**WORK INSTRUCTIONS:** Nothing but an exact copy of the data should be output.

**RECORDS FOR THE TASK:**
================================

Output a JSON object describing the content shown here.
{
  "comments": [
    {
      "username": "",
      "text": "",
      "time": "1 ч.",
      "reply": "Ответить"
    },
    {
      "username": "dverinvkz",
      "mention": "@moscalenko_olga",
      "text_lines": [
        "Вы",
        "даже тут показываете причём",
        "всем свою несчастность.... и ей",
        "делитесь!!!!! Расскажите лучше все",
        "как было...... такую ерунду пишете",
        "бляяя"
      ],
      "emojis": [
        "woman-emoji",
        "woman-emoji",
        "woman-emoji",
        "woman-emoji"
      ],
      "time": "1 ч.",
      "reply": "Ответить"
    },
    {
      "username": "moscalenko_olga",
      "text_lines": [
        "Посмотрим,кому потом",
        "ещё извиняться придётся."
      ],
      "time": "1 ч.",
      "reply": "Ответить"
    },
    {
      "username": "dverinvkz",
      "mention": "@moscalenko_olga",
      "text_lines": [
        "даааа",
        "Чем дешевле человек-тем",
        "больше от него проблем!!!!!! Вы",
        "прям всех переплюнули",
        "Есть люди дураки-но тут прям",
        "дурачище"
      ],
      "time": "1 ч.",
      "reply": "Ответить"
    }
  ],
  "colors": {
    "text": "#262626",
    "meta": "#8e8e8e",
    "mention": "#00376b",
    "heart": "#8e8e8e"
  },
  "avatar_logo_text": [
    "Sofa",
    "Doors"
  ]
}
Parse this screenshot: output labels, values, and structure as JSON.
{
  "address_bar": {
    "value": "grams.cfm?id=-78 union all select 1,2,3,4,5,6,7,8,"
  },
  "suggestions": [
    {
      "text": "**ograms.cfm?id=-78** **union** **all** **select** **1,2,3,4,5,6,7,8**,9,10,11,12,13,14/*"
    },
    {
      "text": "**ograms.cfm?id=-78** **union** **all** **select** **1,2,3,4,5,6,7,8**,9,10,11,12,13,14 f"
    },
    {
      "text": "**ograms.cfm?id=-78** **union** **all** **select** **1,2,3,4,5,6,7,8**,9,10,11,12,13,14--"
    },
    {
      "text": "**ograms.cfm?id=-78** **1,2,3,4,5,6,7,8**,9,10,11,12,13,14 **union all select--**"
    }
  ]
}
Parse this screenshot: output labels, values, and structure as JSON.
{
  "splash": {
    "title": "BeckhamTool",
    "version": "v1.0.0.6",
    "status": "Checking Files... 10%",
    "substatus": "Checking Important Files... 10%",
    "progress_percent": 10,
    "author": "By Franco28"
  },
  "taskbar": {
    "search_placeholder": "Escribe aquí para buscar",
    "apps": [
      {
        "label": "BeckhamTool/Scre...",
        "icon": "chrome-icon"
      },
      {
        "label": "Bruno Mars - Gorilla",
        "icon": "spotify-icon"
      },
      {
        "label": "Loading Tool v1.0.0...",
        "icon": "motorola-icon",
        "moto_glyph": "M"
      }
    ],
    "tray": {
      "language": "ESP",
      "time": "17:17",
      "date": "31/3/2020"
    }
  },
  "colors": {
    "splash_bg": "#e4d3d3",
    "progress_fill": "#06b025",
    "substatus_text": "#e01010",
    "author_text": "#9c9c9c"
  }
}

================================

**RESPONSE:**
Output a JSON object describing the content shown here.
{
  "comments": [
    {
      "username": "",
      "text": "",
      "time": "1 ч.",
      "reply": "Ответить"
    },
    {
      "username": "dverinvkz",
      "mention": "@moscalenko_olga",
      "text_lines": [
        "Вы",
        "даже тут показываете причём",
        "всем свою несчастность.... и ей",
        "делитесь!!!!! Расскажите лучше все",
        "как было...... такую ерунду пишете",
        "бляяя"
      ],
      "emojis": [
        "woman-emoji",
        "woman-emoji",
        "woman-emoji",
        "woman-emoji"
      ],
      "time": "1 ч.",
      "reply": "Ответить"
    },
    {
      "username": "moscalenko_olga",
      "text_lines": [
        "Посмотрим,кому потом",
        "ещё извиняться придётся."
      ],
      "time": "1 ч.",
      "reply": "Ответить"
    },
    {
      "username": "dverinvkz",
      "mention": "@moscalenko_olga",
      "text_lines": [
        "даааа",
        "Чем дешевле человек-тем",
        "больше от него проблем!!!!!! Вы",
        "прям всех переплюнули",
        "Есть люди дураки-но тут прям",
        "дурачище"
      ],
      "time": "1 ч.",
      "reply": "Ответить"
    }
  ],
  "colors": {
    "text": "#262626",
    "meta": "#8e8e8e",
    "mention": "#00376b",
    "heart": "#8e8e8e"
  },
  "avatar_logo_text": [
    "Sofa",
    "Doors"
  ]
}
Parse this screenshot: output labels, values, and structure as JSON.
{
  "address_bar": {
    "value": "grams.cfm?id=-78 union all select 1,2,3,4,5,6,7,8,"
  },
  "suggestions": [
    {
      "text": "**ograms.cfm?id=-78** **union** **all** **select** **1,2,3,4,5,6,7,8**,9,10,11,12,13,14/*"
    },
    {
      "text": "**ograms.cfm?id=-78** **union** **all** **select** **1,2,3,4,5,6,7,8**,9,10,11,12,13,14 f"
    },
    {
      "text": "**ograms.cfm?id=-78** **union** **all** **select** **1,2,3,4,5,6,7,8**,9,10,11,12,13,14--"
    },
    {
      "text": "**ograms.cfm?id=-78** **1,2,3,4,5,6,7,8**,9,10,11,12,13,14 **union all select--**"
    }
  ]
}
Parse this screenshot: output labels, values, and structure as JSON.
{
  "splash": {
    "title": "BeckhamTool",
    "version": "v1.0.0.6",
    "status": "Checking Files... 10%",
    "substatus": "Checking Important Files... 10%",
    "progress_percent": 10,
    "author": "By Franco28"
  },
  "taskbar": {
    "search_placeholder": "Escribe aquí para buscar",
    "apps": [
      {
        "label": "BeckhamTool/Scre...",
        "icon": "chrome-icon"
      },
      {
        "label": "Bruno Mars - Gorilla",
        "icon": "spotify-icon"
      },
      {
        "label": "Loading Tool v1.0.0...",
        "icon": "motorola-icon",
        "moto_glyph": "M"
      }
    ],
    "tray": {
      "language": "ESP",
      "time": "17:17",
      "date": "31/3/2020"
    }
  },
  "colors": {
    "splash_bg": "#e4d3d3",
    "progress_fill": "#06b025",
    "substatus_text": "#e01010",
    "author_text": "#9c9c9c"
  }
}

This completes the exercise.